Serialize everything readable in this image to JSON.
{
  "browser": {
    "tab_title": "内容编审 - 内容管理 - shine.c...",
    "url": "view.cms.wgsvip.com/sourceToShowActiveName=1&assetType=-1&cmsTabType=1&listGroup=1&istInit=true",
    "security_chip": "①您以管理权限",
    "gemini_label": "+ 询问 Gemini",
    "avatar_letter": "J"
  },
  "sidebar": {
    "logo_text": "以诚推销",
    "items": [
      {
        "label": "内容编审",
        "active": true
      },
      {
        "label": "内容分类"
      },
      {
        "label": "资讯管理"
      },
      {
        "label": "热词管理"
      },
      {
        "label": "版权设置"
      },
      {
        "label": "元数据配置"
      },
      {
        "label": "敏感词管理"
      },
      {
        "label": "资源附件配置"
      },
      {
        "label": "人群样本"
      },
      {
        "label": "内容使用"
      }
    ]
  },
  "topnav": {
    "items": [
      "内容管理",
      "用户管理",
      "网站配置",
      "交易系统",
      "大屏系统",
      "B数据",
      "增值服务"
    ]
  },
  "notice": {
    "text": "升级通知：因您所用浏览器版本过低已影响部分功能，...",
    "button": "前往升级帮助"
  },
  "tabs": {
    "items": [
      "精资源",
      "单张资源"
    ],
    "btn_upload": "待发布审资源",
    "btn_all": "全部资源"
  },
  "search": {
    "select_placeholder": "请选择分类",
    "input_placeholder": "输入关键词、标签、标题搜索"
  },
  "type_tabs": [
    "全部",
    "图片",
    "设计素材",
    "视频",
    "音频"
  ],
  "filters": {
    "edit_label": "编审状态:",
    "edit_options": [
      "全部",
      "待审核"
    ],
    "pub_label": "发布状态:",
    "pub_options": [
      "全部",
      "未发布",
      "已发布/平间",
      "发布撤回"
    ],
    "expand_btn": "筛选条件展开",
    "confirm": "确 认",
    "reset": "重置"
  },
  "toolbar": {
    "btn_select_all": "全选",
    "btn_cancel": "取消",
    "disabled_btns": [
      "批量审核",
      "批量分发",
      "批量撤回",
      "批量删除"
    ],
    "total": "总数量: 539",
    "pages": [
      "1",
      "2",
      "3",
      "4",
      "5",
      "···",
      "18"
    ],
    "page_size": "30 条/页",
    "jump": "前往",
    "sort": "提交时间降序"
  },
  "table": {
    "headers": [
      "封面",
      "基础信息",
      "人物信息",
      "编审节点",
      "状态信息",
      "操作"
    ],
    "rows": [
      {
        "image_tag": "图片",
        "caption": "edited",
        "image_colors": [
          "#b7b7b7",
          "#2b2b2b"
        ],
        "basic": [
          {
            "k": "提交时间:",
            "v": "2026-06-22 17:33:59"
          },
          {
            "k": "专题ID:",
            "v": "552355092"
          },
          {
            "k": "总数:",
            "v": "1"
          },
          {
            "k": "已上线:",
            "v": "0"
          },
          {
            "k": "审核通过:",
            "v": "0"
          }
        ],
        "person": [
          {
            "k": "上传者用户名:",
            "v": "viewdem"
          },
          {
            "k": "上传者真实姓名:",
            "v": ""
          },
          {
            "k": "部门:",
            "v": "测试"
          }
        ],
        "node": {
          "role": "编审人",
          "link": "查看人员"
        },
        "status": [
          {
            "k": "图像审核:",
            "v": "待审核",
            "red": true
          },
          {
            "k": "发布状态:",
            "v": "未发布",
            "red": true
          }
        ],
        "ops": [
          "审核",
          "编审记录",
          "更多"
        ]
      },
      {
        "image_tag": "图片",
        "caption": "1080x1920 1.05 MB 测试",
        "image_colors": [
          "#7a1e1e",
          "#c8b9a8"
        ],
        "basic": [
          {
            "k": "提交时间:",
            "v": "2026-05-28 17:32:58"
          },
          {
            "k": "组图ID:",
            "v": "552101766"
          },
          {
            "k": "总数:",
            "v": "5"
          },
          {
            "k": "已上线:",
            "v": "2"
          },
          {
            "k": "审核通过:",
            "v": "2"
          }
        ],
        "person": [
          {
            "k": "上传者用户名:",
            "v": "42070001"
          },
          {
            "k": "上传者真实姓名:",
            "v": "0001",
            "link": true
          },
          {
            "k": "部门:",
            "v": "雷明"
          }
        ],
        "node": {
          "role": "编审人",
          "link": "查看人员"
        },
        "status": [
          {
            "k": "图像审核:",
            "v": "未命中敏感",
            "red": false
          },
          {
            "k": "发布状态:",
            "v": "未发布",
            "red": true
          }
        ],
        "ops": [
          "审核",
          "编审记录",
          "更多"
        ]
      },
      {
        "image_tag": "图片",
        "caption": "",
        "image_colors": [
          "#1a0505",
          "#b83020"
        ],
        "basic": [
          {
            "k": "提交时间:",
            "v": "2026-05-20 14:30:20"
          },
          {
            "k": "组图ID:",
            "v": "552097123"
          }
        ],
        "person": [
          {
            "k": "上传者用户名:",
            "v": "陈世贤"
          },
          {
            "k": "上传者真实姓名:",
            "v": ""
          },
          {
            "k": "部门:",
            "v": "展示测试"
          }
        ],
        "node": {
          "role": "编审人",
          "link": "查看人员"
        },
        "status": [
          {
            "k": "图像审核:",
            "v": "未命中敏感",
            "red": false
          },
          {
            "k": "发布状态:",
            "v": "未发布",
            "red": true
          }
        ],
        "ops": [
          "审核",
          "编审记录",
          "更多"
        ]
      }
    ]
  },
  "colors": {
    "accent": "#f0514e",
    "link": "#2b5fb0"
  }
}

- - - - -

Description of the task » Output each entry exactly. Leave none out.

Reply to the exercise »
Serialize everything readable in this image to JSON.
{
  "browser": {
    "tab_title": "内容编审 - 内容管理 - shine.c...",
    "url": "view.cms.wgsvip.com/sourceToShowActiveName=1&assetType=-1&cmsTabType=1&listGroup=1&istInit=true",
    "security_chip": "①您以管理权限",
    "gemini_label": "+ 询问 Gemini",
    "avatar_letter": "J"
  },
  "sidebar": {
    "logo_text": "以诚推销",
    "items": [
      {
        "label": "内容编审",
        "active": true
      },
      {
        "label": "内容分类"
      },
      {
        "label": "资讯管理"
      },
      {
        "label": "热词管理"
      },
      {
        "label": "版权设置"
      },
      {
        "label": "元数据配置"
      },
      {
        "label": "敏感词管理"
      },
      {
        "label": "资源附件配置"
      },
      {
        "label": "人群样本"
      },
      {
        "label": "内容使用"
      }
    ]
  },
  "topnav": {
    "items": [
      "内容管理",
      "用户管理",
      "网站配置",
      "交易系统",
      "大屏系统",
      "B数据",
      "增值服务"
    ]
  },
  "notice": {
    "text": "升级通知：因您所用浏览器版本过低已影响部分功能，...",
    "button": "前往升级帮助"
  },
  "tabs": {
    "items": [
      "精资源",
      "单张资源"
    ],
    "btn_upload": "待发布审资源",
    "btn_all": "全部资源"
  },
  "search": {
    "select_placeholder": "请选择分类",
    "input_placeholder": "输入关键词、标签、标题搜索"
  },
  "type_tabs": [
    "全部",
    "图片",
    "设计素材",
    "视频",
    "音频"
  ],
  "filters": {
    "edit_label": "编审状态:",
    "edit_options": [
      "全部",
      "待审核"
    ],
    "pub_label": "发布状态:",
    "pub_options": [
      "全部",
      "未发布",
      "已发布/平间",
      "发布撤回"
    ],
    "expand_btn": "筛选条件展开",
    "confirm": "确 认",
    "reset": "重置"
  },
  "toolbar": {
    "btn_select_all": "全选",
    "btn_cancel": "取消",
    "disabled_btns": [
      "批量审核",
      "批量分发",
      "批量撤回",
      "批量删除"
    ],
    "total": "总数量: 539",
    "pages": [
      "1",
      "2",
      "3",
      "4",
      "5",
      "···",
      "18"
    ],
    "page_size": "30 条/页",
    "jump": "前往",
    "sort": "提交时间降序"
  },
  "table": {
    "headers": [
      "封面",
      "基础信息",
      "人物信息",
      "编审节点",
      "状态信息",
      "操作"
    ],
    "rows": [
      {
        "image_tag": "图片",
        "caption": "edited",
        "image_colors": [
          "#b7b7b7",
          "#2b2b2b"
        ],
        "basic": [
          {
            "k": "提交时间:",
            "v": "2026-06-22 17:33:59"
          },
          {
            "k": "专题ID:",
            "v": "552355092"
          },
          {
            "k": "总数:",
            "v": "1"
          },
          {
            "k": "已上线:",
            "v": "0"
          },
          {
            "k": "审核通过:",
            "v": "0"
          }
        ],
        "person": [
          {
            "k": "上传者用户名:",
            "v": "viewdem"
          },
          {
            "k": "上传者真实姓名:",
            "v": ""
          },
          {
            "k": "部门:",
            "v": "测试"
          }
        ],
        "node": {
          "role": "编审人",
          "link": "查看人员"
        },
        "status": [
          {
            "k": "图像审核:",
            "v": "待审核",
            "red": true
          },
          {
            "k": "发布状态:",
            "v": "未发布",
            "red": true
          }
        ],
        "ops": [
          "审核",
          "编审记录",
          "更多"
        ]
      },
      {
        "image_tag": "图片",
        "caption": "1080x1920 1.05 MB 测试",
        "image_colors": [
          "#7a1e1e",
          "#c8b9a8"
        ],
        "basic": [
          {
            "k": "提交时间:",
            "v": "2026-05-28 17:32:58"
          },
          {
            "k": "组图ID:",
            "v": "552101766"
          },
          {
            "k": "总数:",
            "v": "5"
          },
          {
            "k": "已上线:",
            "v": "2"
          },
          {
            "k": "审核通过:",
            "v": "2"
          }
        ],
        "person": [
          {
            "k": "上传者用户名:",
            "v": "42070001"
          },
          {
            "k": "上传者真实姓名:",
            "v": "0001",
            "link": true
          },
          {
            "k": "部门:",
            "v": "雷明"
          }
        ],
        "node": {
          "role": "编审人",
          "link": "查看人员"
        },
        "status": [
          {
            "k": "图像审核:",
            "v": "未命中敏感",
            "red": false
          },
          {
            "k": "发布状态:",
            "v": "未发布",
            "red": true
          }
        ],
        "ops": [
          "审核",
          "编审记录",
          "更多"
        ]
      },
      {
        "image_tag": "图片",
        "caption": "",
        "image_colors": [
          "#1a0505",
          "#b83020"
        ],
        "basic": [
          {
            "k": "提交时间:",
            "v": "2026-05-20 14:30:20"
          },
          {
            "k": "组图ID:",
            "v": "552097123"
          }
        ],
        "person": [
          {
            "k": "上传者用户名:",
            "v": "陈世贤"
          },
          {
            "k": "上传者真实姓名:",
            "v": ""
          },
          {
            "k": "部门:",
            "v": "展示测试"
          }
        ],
        "node": {
          "role": "编审人",
          "link": "查看人员"
        },
        "status": [
          {
            "k": "图像审核:",
            "v": "未命中敏感",
            "red": false
          },
          {
            "k": "发布状态:",
            "v": "未发布",
            "red": true
          }
        ],
        "ops": [
          "审核",
          "编审记录",
          "更多"
        ]
      }
    ]
  },
  "colors": {
    "accent": "#f0514e",
    "link": "#2b5fb0"
  }
}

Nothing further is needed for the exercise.